SEC Tightens Clock-Sync Mandate
In preparation for the Consolidated Audit Trail and to help detect spoofing and layering attempts, the U.S. Securities and Exchange Commission recently approved shrinking its one-second server-clock synchronization tolerance to a 50-millisecond window that will be measured against the time kept by the National Institute of Standards and Technology’s atomic clocks.
The SEC first announced its intention to tighten the window in late April when it discussed the next steps needed to advance the CAT rollout.
“We’ve been proponents of the 50-millisecond standard because it is sufficiently granular for regulatory agencies to improve their ability to root out disruptive trading,” said Jock Percy, founder and CEO of Perseus.
The 50-millisecond threshold also is a reasonable performance requirement for those market participants who outsource a portion of their existing trading infrastructure, he said.
The SEC’s move is seen by many as a step in the right direction, but several more steps are needed if the SEC truly wants to achieve its goals of accurately detecting spoofing and layering, i.e., bad behavior on the part of the shortest-term market participants
“Rightly or wrongly, this is about high-frequency trading,” said David Weiss, senior analyst at research firm Aite Group. “That largely is what people are discussing; that is what is in Michael Lewis’s book; and that is what IEX is about.”
A 50-millisecond synchronization window will do little in detecting high-frequency trades that occur at sub-millisecond, and even sub-100 microseconds, according to Weiss.
“There is a brouhaha over IEX’s 350-microsecond speed bump and the regulator is taking its clock-synchronization window down to 50 milliseconds,” he added. “I just don’t know.”
Instead of regulating a fixed performance threshold for clock synchronization, Weiss proposed scaling the performance windows in proportion to a firm’s fastest orders.
“If a firm is sending an order that takes 500 microseconds, maybe scale the window to 10 times that, or 5 milliseconds, ” he explained. “If a firm is not involved in HFT or algorithmic trading, such as a block trader, maybe there should be a floor of 50 milliseconds.”
Meanwhile across the Atlantic, the European Securities and Markets Authority has taken a much more granular approach in its clock-synchronization requirements.

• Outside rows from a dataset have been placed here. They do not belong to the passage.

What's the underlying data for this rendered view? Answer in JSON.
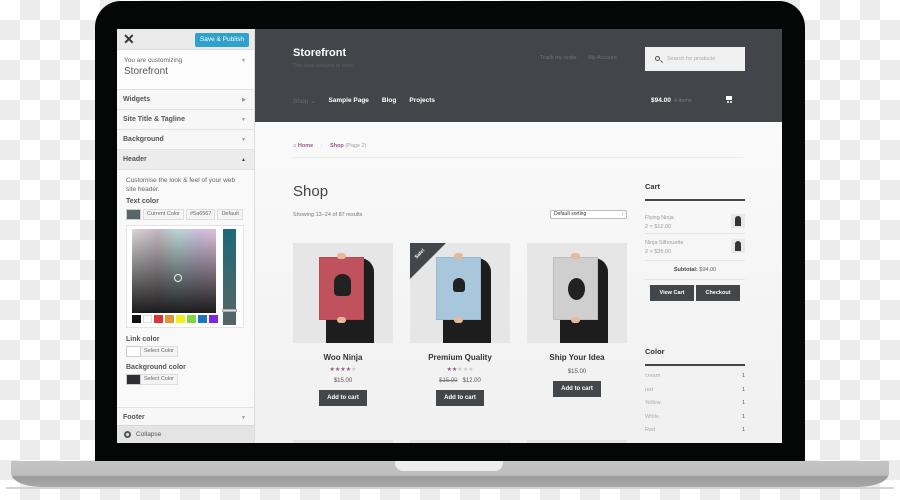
{
  "customizer": {
    "publish_label": "Save & Publish",
    "customizing_label": "You are customizing",
    "theme_name": "Storefront",
    "sections": [
      {
        "label": "Widgets"
      },
      {
        "label": "Site Title & Tagline"
      },
      {
        "label": "Background"
      },
      {
        "label": "Header"
      },
      {
        "label": "Footer"
      }
    ],
    "header_panel": {
      "description": "Customise the look & feel of your web site header.",
      "text_color": {
        "label": "Text color",
        "current_color_label": "Current Color",
        "hex_value": "#5a6567",
        "default_label": "Default",
        "swatch": "#5a6567",
        "palette": [
          "#111111",
          "#ffffff",
          "#dd3333",
          "#dd9933",
          "#eeee22",
          "#81d742",
          "#1e73be",
          "#8224e3"
        ]
      },
      "link_color": {
        "label": "Link color",
        "select_label": "Select Color",
        "swatch": "#ffffff"
      },
      "background_color": {
        "label": "Background color",
        "select_label": "Select Color",
        "swatch": "#2d2f35"
      }
    },
    "collapse_label": "Collapse"
  },
  "site": {
    "title": "Storefront",
    "tagline": "The best widgets in town",
    "top_links": [
      "Track my order",
      "My Account"
    ],
    "search_placeholder": "Search for products",
    "nav": [
      {
        "label": "Shop"
      },
      {
        "label": "Sample Page"
      },
      {
        "label": "Blog"
      },
      {
        "label": "Projects"
      }
    ],
    "cart_total": "$94.00",
    "cart_items": "4 items",
    "breadcrumb": {
      "home": "Home",
      "shop": "Shop",
      "page": "(Page 2)"
    },
    "page_title": "Shop",
    "result_count": "Showing 13–24 of 87 results",
    "sorting": "Default sorting",
    "products": [
      {
        "name": "Woo Ninja",
        "rating": 4,
        "rating_max": 5,
        "price": "$15.00",
        "old_price": null,
        "sale": false,
        "button": "Add to cart",
        "poster_color": "#c0525e"
      },
      {
        "name": "Premium Quality",
        "rating": 2,
        "rating_max": 5,
        "price": "$12.00",
        "old_price": "$15.00",
        "sale": true,
        "sale_label": "Sale!",
        "button": "Add to cart",
        "poster_color": "#a9c7dc"
      },
      {
        "name": "Ship Your Idea",
        "rating": null,
        "price": "$15.00",
        "old_price": null,
        "sale": false,
        "button": "Add to cart",
        "poster_color": "#cfcfcf"
      }
    ],
    "cart_widget": {
      "title": "Cart",
      "items": [
        {
          "name": "Flying Ninja",
          "qty_price": "2 × $12.00"
        },
        {
          "name": "Ninja Silhouette",
          "qty_price": "2 × $35.00"
        }
      ],
      "subtotal_label": "Subtotal:",
      "subtotal_value": "$94.00",
      "view_cart": "View Cart",
      "checkout": "Checkout"
    },
    "color_widget": {
      "title": "Color",
      "items": [
        {
          "name": "cream",
          "count": "1"
        },
        {
          "name": "red",
          "count": "1"
        },
        {
          "name": "Yellow",
          "count": "1"
        },
        {
          "name": "White",
          "count": "1"
        },
        {
          "name": "Red",
          "count": "1"
        }
      ]
    }
  }
}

In the latest draft of ESMA’s regulatory technical standard for MiFID II/MiFIR, the regulator plans to require firms that have gateway-to-gateway latency times between their trading systems and trading venues of a millisecond or less synchronize their server clocks to within 100 microseconds of UTC. For firms with whose gateway-to-gateway latency is longer than a millisecond, they will need to synchronize their server clocks to within a millisecond of UTC.
For those who fall under SEC jurisdiction, the new requirement goes into effect on August 15. Systems that already capture NMS and OTC equities transactions in milliseconds must be in compliance by February 20, 2017. Those systems that do not capture transactions in milliseconds have until February 19, 2018, to be compliant.

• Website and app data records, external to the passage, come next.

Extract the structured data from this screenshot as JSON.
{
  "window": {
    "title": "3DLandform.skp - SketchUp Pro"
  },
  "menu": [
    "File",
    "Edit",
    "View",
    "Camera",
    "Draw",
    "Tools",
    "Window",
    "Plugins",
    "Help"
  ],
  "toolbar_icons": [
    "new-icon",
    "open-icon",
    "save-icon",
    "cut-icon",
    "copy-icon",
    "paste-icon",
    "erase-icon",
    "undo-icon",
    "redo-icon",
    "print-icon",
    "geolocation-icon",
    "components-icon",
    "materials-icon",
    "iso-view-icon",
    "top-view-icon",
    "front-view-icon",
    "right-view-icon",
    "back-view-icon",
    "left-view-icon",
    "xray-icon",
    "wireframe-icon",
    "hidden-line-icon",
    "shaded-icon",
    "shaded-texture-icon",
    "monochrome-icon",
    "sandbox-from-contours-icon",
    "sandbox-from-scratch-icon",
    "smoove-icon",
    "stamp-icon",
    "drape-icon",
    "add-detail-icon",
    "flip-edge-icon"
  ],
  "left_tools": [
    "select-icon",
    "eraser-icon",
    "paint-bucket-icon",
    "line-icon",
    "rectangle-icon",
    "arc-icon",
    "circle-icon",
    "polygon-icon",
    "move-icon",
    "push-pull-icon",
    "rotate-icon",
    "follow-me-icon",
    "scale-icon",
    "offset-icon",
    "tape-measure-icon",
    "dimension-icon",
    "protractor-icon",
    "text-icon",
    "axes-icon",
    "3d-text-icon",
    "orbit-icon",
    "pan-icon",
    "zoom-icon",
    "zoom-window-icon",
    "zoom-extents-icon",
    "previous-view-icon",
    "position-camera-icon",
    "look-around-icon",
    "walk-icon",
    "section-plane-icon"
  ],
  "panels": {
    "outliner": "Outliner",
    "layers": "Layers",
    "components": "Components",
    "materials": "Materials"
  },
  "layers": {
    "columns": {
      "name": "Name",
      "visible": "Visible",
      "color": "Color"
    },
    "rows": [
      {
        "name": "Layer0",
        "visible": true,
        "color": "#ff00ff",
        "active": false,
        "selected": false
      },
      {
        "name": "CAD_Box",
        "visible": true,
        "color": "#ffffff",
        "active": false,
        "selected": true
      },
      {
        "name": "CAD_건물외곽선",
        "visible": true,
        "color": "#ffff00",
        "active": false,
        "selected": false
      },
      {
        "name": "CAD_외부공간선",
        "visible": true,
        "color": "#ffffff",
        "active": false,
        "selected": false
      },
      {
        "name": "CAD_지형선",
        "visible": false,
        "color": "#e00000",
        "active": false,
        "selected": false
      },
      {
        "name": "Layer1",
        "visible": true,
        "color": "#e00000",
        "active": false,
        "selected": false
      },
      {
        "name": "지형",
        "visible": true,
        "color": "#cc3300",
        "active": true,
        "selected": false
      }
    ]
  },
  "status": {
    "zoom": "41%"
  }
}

More on Clock Synchronization:
Post-crisis regulation has pushed markets toward centralised clearing.
It´s about lowering the overall cost of trading.
Technology, quant research and onboarding are among key areas, says Cantor's Kathryn Zhao.
About 80% of the cost structure comes from reconciling data.
Influence of the buy side as price makers varies across product and venue.